Here's a second short blog post I thought of while reading Walter Benjamin. I wanted to share this quick idea I found on ScienceBlogs.com. In a 2010 post on the site, an author tackled the idea of digital reproduction. My first thought as an answer to the question, "Does digital reproduction restore the aura?" was an easy yes due to the ability of technologies today to be able to reproduce and replicate in image and keep its properties intact.
However, look at the below videos. The first shows a statement typed and saved as a JPEG. It was then saved 100 times at a lower format.
The second video shows a man sitting down. A camera films him, then projects that image onto a wall, which is then re-filmed, re-projected and so-on.

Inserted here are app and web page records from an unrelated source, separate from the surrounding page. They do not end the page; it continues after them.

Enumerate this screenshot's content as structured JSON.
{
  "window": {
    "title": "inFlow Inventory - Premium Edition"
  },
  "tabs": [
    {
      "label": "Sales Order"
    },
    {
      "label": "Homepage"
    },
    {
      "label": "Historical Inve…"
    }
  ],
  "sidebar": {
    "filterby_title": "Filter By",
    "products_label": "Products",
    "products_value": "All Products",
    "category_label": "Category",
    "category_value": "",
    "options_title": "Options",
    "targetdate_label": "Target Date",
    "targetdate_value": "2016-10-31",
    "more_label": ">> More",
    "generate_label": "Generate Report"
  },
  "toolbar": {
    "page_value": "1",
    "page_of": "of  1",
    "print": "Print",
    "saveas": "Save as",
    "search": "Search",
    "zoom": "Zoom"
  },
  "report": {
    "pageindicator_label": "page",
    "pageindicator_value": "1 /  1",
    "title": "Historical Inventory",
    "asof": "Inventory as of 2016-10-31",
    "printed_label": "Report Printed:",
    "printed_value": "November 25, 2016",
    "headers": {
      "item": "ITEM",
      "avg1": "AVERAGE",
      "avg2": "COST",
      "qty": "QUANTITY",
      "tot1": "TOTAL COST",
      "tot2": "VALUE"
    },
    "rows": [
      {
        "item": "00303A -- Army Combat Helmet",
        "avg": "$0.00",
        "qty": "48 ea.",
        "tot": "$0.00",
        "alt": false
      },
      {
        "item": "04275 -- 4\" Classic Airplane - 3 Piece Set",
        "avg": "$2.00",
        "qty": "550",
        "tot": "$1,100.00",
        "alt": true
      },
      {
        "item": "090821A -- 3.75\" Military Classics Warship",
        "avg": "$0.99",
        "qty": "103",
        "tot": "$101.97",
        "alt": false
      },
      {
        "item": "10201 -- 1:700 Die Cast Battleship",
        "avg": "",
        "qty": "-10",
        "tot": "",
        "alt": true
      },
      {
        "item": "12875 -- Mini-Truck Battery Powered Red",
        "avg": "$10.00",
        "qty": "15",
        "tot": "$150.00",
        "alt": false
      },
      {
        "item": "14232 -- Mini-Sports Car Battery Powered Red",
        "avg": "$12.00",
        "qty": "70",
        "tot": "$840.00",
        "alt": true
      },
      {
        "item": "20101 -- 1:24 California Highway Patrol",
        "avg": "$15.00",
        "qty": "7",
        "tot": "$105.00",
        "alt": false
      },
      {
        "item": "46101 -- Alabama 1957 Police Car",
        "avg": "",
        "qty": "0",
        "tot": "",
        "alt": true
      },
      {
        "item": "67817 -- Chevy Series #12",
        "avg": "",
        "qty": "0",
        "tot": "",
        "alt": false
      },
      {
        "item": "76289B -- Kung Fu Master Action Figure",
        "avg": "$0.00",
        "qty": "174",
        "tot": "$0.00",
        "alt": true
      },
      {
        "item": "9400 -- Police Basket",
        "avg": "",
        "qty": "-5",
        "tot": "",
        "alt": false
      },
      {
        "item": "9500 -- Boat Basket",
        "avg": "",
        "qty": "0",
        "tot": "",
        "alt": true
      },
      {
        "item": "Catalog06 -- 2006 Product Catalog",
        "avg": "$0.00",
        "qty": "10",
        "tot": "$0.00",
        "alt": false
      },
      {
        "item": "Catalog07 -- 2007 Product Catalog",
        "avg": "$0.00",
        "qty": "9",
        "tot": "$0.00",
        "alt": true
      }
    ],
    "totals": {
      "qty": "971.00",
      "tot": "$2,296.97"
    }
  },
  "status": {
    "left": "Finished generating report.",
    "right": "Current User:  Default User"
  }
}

These video and technology experiments showed me something. "Yes" is not the easy answer. However, the bigger takeaway is that the decay of the aura by digital reproduction is not necesary as literal in my mind as Benjamin's argument for mechanical reproduction. It is metaphorical.
Take popular images in art such as the Mona Lisa , American Gothic and Rosie the Riveter. These images were intended as works of art and they, along with many others, had at least some aura to them (depending on when they were produced). Over time, their replication and dissemination online has made them more than what they were. If I were more creative, I may coin a new term for what has been done to them, similar to "aura. Something that shows the weight they carry as images that have been put in our face so often in popular culture and online.
Just some thoughts.